Others weren't in favor. "Not a fan," said Steve Kurtz. "This change is both unnecessary and wasteful of customers time. MS should spend more time improving products and less time renaming them. How much will this rebranding cost MS, and who pays for that?" He adds: "Marketing-driven changes only create confusion and busywork within customer environments, making MS products less appealing to those who support them."
Another, ranual, said: "This is clearly another bonehead move by Microsoft for marketing purposes. There's no technical reason to make this change."
"Was Azure AD a perfect branding? No, not even close. I could have done better. But how long has AAD been around for now? 10 years? I think at this point people who are in-the-know understand what it means," said JamesEpp, who concedes the rebrand may grow on them over time.
Brucey_ said: "Technical teams around the world will be split as they will continue to call a spade a spade making communication with teams that use a newer word to describe that same spade twice as hard… Vendors will scramble to update documentation and images in their materials to get in front of customers only for their customers to turn around and ask 'But do you support Azure?'"

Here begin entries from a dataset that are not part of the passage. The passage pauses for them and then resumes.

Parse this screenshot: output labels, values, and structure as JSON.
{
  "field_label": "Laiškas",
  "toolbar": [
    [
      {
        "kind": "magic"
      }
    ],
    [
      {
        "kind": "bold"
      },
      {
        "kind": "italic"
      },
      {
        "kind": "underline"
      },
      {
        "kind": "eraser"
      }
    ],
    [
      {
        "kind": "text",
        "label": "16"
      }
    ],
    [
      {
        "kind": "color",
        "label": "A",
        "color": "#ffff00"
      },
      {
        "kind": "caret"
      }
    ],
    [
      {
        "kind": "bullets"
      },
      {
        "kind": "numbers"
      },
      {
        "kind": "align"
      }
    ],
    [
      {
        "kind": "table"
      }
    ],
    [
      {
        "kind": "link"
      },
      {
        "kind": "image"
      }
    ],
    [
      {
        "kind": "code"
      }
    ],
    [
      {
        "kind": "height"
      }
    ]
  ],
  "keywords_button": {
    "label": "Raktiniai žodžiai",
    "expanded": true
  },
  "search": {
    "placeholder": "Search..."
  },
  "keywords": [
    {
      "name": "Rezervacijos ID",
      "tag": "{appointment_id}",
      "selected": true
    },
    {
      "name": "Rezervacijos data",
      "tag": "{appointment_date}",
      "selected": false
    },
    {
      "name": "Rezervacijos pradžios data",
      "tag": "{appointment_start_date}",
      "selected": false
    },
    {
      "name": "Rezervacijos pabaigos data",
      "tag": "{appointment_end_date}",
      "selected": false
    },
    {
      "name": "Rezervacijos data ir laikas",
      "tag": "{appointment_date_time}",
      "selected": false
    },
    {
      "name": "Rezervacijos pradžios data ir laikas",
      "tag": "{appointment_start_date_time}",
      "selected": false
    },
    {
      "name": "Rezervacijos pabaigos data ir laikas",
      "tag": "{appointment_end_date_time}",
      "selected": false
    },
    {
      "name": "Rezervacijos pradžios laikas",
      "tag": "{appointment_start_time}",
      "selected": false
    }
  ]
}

And Jim_ Woodward pointed out: "This is one of the worst ideas Microsoft has had, this branding is unnecessary and confusing, just create a new product and leave the existing one alone, the amount of internal documentation that will need updating is immense, hundreds of hours of KB updates."
Nechaeva jumped into the comments section to say the name change decision "wasn't taken lightly."
"Yet, we believe this change will create a path to deliver a simpler way to protect every identity and secure every access point as we'll continue to expand Microsoft Entra portfolio. Ultimately, all Microsoft customers would need to remember is that anything they need for securing access is Microsoft Entra."
So basically, the name change plan goes ahead. Maybe the community needs to turn up the volume. ®